|image source by gesinek|
When our children were very young we started a tradition of creating food baskets for our neighbors for Christmas. Instead of just dropping the goodies by, we set up a time for the recipients to come to our home or for us to visit them (many are retired). With ten families on our list, we started late-November scheduling times to visit.
Four children later and a crazy life, this is no longer a feasible idea.
We have since revamped the tradition and now host an Open House each December. And we love it. It has helped unite our community and teach our children how to welcome people into our home and serve them while here.
Today’s post will explain how we pull off ~ without stress ~ this activity during the busiest time of the year, what goodies we provide, and how we use it to build servants’ hearts in our children.
Sometimes picking the date can be the hardest task. For us, Sunday afternoons have produced the best attendance as it allows neighbors to stop by after church. And since we attend church on Saturday nights, this leaves Sunday mornings for us to prepare. Think about the habits of those you will be inviting and keep in mind what you will be serving as well.
Once a date is set, it is time to begin to inviting those you desire to come. Facebook and email are simple ways to invite although there is nothing like snail mail or a hand-delivered invite.
I wrote the following poem for our invites.
Christmas is near,
A time for celebration
With neighbors we hold so dear!Come celebrate the season,
With those on __________ Road,
Drop in for some yummy treats
At our merry abode.
There are hundreds of poems available on the internet so find one that suits you or purchase a set of invites through Amazon.
Simple is good. Do what you can without adding stress to your life. If serving several appetizers will make your family want to run from the sight of you, then the purpose is lost in the preparation.
Here are some ideas…
- Cookies and Hot drinks
- Soup and Parmesan Bite or Raisin Bran Muffins
- Chips and Dips, Sausage Balls or Meatballs
- Rhode Bubble Rolls
- Egg Casseroles
If the thought of cooking makes you cringe or it tenses the muscles in your back, local bakeries offer delicious options. Simply add some hot coffee or hot tea to the mix.

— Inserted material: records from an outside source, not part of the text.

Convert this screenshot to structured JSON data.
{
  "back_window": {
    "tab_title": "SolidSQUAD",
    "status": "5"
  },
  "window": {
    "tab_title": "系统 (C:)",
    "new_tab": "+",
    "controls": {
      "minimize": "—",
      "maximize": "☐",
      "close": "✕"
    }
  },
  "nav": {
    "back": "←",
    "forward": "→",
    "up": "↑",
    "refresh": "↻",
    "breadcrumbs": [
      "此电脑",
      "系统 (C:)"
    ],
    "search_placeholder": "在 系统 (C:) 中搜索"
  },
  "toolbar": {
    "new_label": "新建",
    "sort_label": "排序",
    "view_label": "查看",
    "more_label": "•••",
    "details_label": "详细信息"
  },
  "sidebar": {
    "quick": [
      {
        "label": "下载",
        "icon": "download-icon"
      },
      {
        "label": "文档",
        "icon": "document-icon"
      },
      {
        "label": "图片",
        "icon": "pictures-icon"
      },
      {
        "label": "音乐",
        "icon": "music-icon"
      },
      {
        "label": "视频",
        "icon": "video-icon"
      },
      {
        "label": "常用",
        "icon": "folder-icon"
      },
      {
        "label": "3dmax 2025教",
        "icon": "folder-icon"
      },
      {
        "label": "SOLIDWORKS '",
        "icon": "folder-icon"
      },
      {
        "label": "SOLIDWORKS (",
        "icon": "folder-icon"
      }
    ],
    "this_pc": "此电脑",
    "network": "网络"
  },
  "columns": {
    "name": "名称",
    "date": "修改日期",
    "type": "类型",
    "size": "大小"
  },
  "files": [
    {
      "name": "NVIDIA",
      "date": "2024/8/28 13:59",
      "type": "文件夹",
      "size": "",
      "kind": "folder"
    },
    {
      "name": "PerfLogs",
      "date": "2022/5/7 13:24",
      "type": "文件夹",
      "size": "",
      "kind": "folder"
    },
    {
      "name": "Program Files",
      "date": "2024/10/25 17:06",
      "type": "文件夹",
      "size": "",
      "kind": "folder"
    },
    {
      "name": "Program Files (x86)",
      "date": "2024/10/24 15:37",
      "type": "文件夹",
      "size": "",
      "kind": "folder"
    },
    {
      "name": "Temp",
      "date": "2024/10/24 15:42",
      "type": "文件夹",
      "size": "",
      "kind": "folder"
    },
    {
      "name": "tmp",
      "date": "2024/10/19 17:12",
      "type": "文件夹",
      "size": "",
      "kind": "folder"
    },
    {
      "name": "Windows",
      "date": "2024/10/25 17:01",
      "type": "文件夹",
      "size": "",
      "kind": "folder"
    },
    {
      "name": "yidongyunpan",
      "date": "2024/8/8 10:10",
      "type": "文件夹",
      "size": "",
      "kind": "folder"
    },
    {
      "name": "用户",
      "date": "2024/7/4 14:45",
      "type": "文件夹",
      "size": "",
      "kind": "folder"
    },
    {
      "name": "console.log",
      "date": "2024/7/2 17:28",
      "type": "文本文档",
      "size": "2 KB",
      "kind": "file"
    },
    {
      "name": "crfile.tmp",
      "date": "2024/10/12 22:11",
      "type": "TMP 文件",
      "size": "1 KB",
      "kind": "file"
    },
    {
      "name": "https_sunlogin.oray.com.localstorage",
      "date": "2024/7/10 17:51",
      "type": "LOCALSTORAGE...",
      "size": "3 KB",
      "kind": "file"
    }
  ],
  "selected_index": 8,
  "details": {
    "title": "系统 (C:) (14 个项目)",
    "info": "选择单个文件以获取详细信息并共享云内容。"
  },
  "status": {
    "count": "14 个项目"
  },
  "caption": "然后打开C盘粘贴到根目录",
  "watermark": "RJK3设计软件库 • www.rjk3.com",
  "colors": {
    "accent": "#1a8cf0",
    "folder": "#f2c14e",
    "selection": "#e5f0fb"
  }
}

For the past few years, we have offered various cookies and hot apple cider. Whenever I have a few hours to spar, I make up a batch of something and place it in the freezer for our big day. I have been very tempted to switch to chili and rolls due to the simplicity but we have several requests for specific cookies and I hate to disappoint.
This is completely optional but we like to give our guests a parting gift as they leave along with our Christmas letter and family picture. Most years we “gift” a small jar of Strawberry Rhubarb Jam – another request from the neighbors.
Everyone Has a Job
This is the best part of the Open House. Our children help in the baking of food and preparing our home. Then before anyone arrives, each child is given an age-appropriate job to welcome the people in our home and make our guests feel important while here. We discuss specifics about each job so that the child understands the proper way to preform it (what to say, do, how to handle different circumstances, etc.). We also practice with Mommy or Daddy being pretend guests. When we had little children who were too little to assist, we held the Open House during nap time so that we could devote our attention to our guests and train the older children how to serve.
- Open the door and welcome the guest
- Present jam and Christmas card as they leave
- Ask about refills
- Take coats
- Pick up trash
- Ask to take plates when finished
- Assist older adults from their cars into our home (for older children)
And there you have it. A simple, yet heart warming time to love on your neighbors and train your children to serve.
Yes, Christmas time is busy. But this adds a good busy and I am thankful we have adopted it for our family.